The use of unmanned aerial vehicles (UAV) could significantly expedite the processing of insurance claims by removing the need for assessors to access and inspect physical sites in person.
Insurance Australia Group opted to use drone technology to inspect the damage caused by a spate of bush fires that took place along the Great Ocean Road area in Victoria during the summer as part of the assessment of claims for CGU Insurance, Coles Insurance and WFI.
The use of drone technology has the potential to significantly reduce the time and cost of the claims process by removing the need for assessors to obtain legal permission to access physical sites in person. In IAG's case, it enabled them to commence the inspection of properties and the processing of claims immediately, prior to the authorities granting them direct access to the physical sites.
The technology will also make the inspection process far safer by enabling assessors to view sites from a remote location. This eliminates the need for them to brave on-site hazards such as land slips and damaged power lines.
"The impact caused by the Victorian bush fires was incredibly stressful for the homeowners affected and using drone technology as part of our assessment process allowed us to make the experience safer, simpler and faster for our customers," said Andy Cornish, chief operating officer for IAG.
"We are proud to be the first insurer in Australia to use drones to assess damage following a major bushfire and have received extremely positive feedback from our customers who benefited from this technology.
"We are already working with our property repair partner to develop how we can use this technology to help more customers in future."

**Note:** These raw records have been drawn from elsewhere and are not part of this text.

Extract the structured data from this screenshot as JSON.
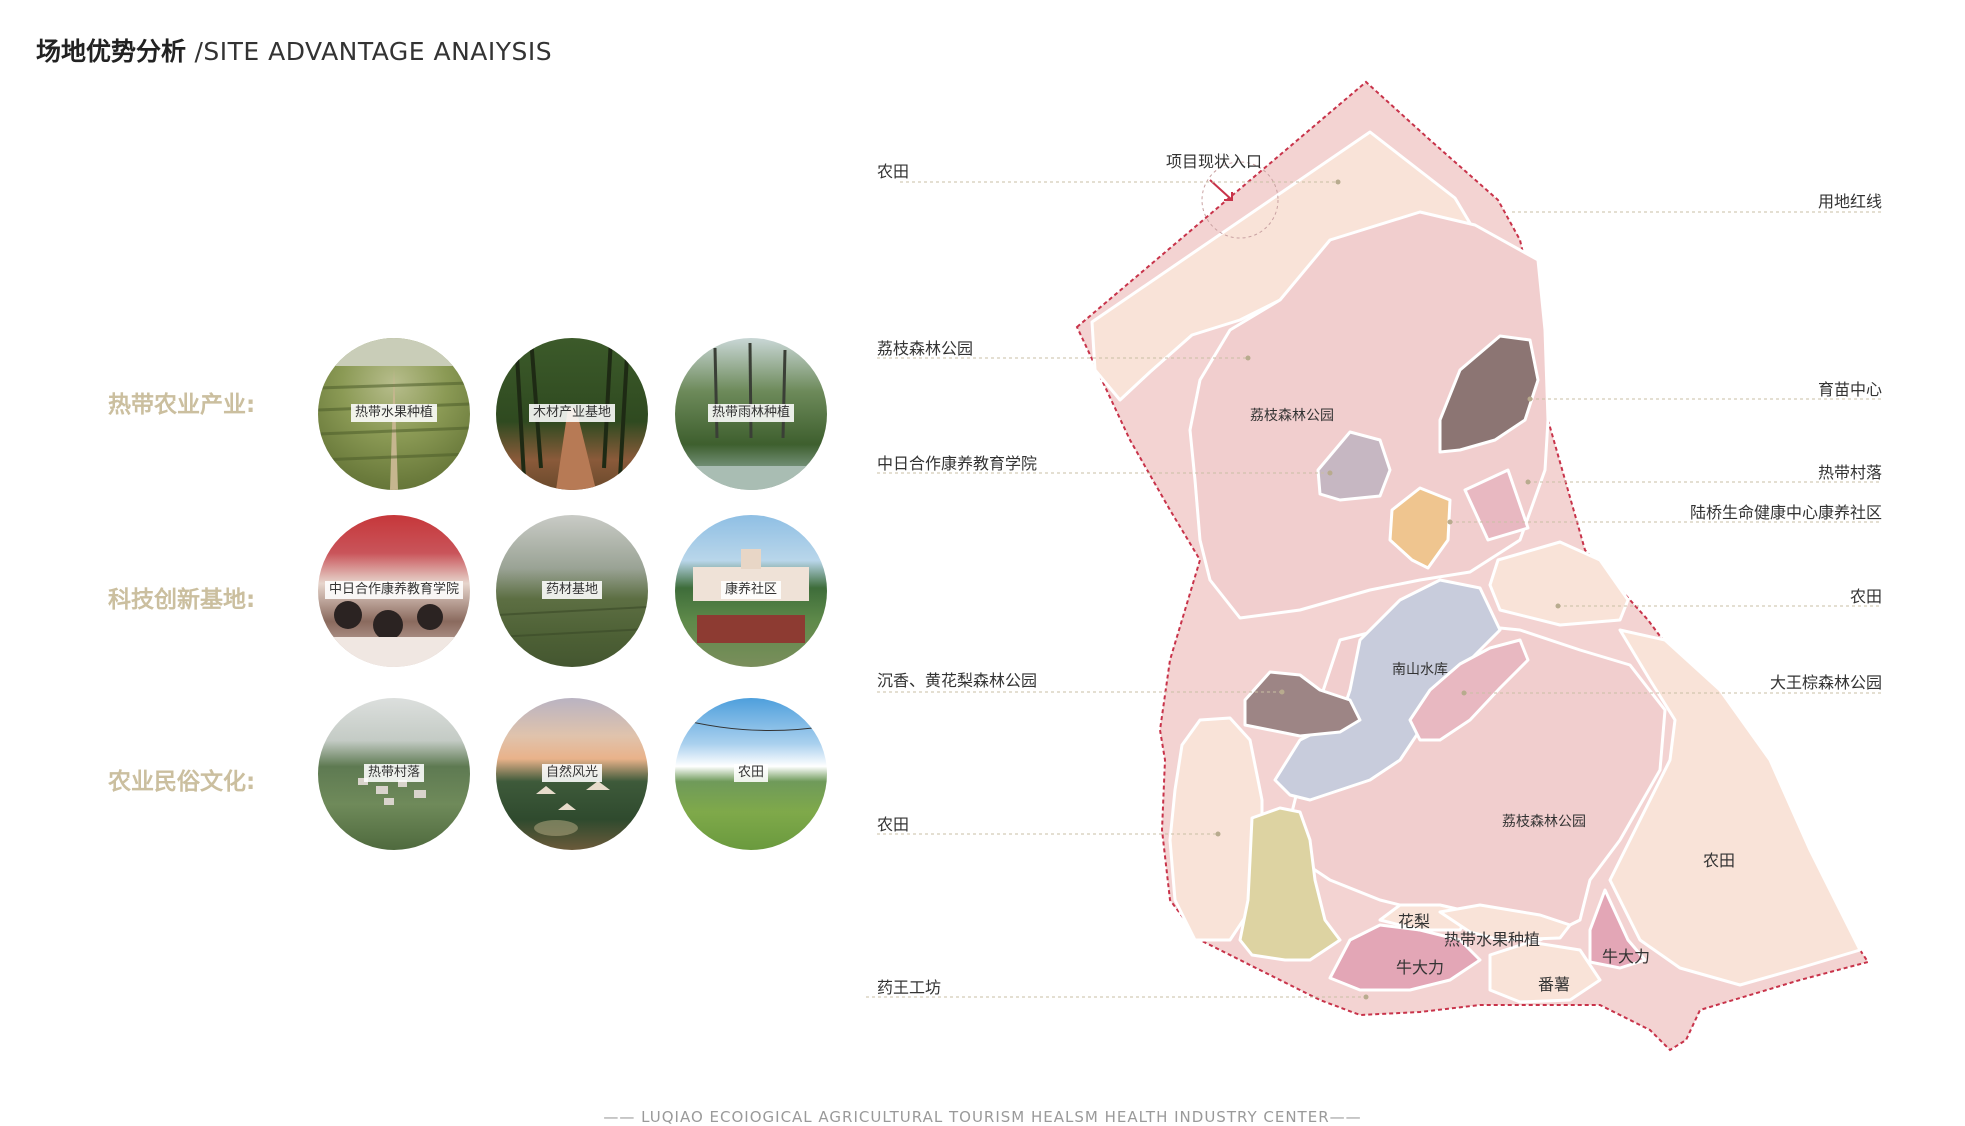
{
  "header": {
    "title_zh": "场地优势分析",
    "title_sep": " /",
    "title_en": "SITE ADVANTAGE ANAIYSIS"
  },
  "categories": [
    {
      "label": "热带农业产业:",
      "items": [
        {
          "caption": "热带水果种植",
          "photo": "fruit-plantation"
        },
        {
          "caption": "木材产业基地",
          "photo": "timber-road"
        },
        {
          "caption": "热带雨林种植",
          "photo": "palm-forest"
        }
      ]
    },
    {
      "label": "科技创新基地:",
      "items": [
        {
          "caption": "中日合作康养教育学院",
          "photo": "meeting-room"
        },
        {
          "caption": "药材基地",
          "photo": "herb-field"
        },
        {
          "caption": "康养社区",
          "photo": "wellness-building"
        }
      ]
    },
    {
      "label": "农业民俗文化:",
      "items": [
        {
          "caption": "热带村落",
          "photo": "village-aerial"
        },
        {
          "caption": "自然风光",
          "photo": "sunset-camp"
        },
        {
          "caption": "农田",
          "photo": "green-farmland"
        }
      ]
    }
  ],
  "map": {
    "callouts_left": [
      "农田",
      "荔枝森林公园",
      "中日合作康养教育学院",
      "沉香、黄花梨森林公园",
      "农田",
      "药王工坊"
    ],
    "callouts_right": [
      "用地红线",
      "育苗中心",
      "热带村落",
      "陆桥生命健康中心康养社区",
      "农田",
      "大王棕森林公园"
    ],
    "entrance_label": "项目现状入口",
    "zone_labels": [
      "荔枝森林公园",
      "南山水库",
      "荔枝森林公园",
      "农田",
      "花梨",
      "热带水果种植",
      "牛大力",
      "牛大力",
      "番薯"
    ],
    "colors": {
      "boundary_fill": "#f3d3d2",
      "boundary_line": "#c8334a",
      "farmland": "#f9e3d8",
      "forest_park": "#f1cece",
      "nursery": "#8c7573",
      "reservoir": "#c8ccdc",
      "village": "#e8b8c1",
      "school": "#c6b7c2",
      "community": "#efc58f",
      "herb": "#ddd3a2",
      "niudali": "#e3a6b6",
      "agarwood": "#9d8585"
    }
  },
  "footer": {
    "text": "—— LUQIAO  ECOIOGICAL  AGRICULTURAL  TOURISM  HEALSM  HEALTH  INDUSTRY  CENTER——"
  }
}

The use of drones by IAG for assessment purposes follows the increasingly widespread adoption of UAV technology by the real estate and building industries for a variety of purposes, including the surveillance of construction sites and the marketing and sale of finished developments.